The Discovery Range’s colour-coding tells you about the whisky inside each bottle at a glance. The Range is sorted by flavour profiles, with green packaging denoting ex-bourbon cask maturation. Bourbon casks are the most commonly-used type of casks used in the Scotch whisky industry, and are usually filled and refilled several times in their lifetime.
Bourbon barrels hold about 200 litres of spirit, and after they arrive in Scotland they are usually rebuilt with extra staves into larger casks called Hogsheads, which hold around 250 litres. Bourbon cask-matured whiskies usually have sweet flavours of creamy vanilla, honey, caramel and toffee, balanced by peppery spices.

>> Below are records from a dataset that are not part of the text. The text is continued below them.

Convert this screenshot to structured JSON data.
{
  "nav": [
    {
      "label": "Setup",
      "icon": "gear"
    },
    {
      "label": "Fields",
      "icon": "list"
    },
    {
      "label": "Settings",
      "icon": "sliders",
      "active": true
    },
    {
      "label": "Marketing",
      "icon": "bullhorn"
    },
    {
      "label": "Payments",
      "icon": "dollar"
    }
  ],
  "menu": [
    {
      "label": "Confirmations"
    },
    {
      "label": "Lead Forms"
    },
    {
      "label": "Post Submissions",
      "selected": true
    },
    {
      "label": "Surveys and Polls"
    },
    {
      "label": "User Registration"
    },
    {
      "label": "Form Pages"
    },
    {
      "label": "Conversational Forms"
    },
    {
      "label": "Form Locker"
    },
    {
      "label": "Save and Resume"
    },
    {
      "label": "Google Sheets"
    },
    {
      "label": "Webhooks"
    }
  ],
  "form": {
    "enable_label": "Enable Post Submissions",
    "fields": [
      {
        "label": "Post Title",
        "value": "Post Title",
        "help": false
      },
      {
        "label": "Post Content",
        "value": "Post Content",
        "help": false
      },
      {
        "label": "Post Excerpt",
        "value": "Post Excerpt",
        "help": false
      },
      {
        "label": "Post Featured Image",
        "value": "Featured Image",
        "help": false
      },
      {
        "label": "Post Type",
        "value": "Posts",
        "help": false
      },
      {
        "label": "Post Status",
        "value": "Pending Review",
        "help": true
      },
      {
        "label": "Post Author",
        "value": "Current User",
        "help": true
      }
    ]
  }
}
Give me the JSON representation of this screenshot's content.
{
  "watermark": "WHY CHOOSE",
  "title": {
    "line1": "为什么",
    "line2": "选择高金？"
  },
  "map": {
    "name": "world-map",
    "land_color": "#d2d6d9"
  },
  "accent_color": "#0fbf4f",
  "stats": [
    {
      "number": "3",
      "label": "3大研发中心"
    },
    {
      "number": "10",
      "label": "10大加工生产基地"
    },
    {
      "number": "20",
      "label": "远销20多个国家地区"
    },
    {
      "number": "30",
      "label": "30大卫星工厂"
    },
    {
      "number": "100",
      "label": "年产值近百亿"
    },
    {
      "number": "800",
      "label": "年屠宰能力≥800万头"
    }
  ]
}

The striking purple packaging on some bottles in Gordon & MacPhail’s Discovery Range is colour-coded to denote that the whisky inside has been sherry-matured, giving a very different flavour profile to the Bourbon-matured malts in the range.
Sherry casks are larger than bourbon casks - the standard size cask is called a Butt and holds around 500 litres, about twice the size of a bourbon hogshead (although sherry hogsheads are also used sometimes for maturing Scotch whisky). There are lots of different types of sherry, of course, but most sherry-matured whiskies will have notes of dried fruit such as raisins, prunes and dates, as well as citrus, nuts and spices like clove, cinnamon and nutmeg.
The third and final flavour profile in Gordon & MacPhail’s Discovery Range is Smoky whiskies, which are distinguished by their grey packaging and labels. The Smoky flavour profile of these whiskies comes not from the cask type used for maturation, but from the peat smoke used to dry the barley before distillation.
Although peated whiskies are also matured in sherry or bourbon casks, the peat smoke usually has more influence on a young whisky's character, imparting a range of smoky aromas and flavours (called phenols) that can range from wet turf or cereal to bonfires, soot, tar and medicinal aromas like iodine or bandages.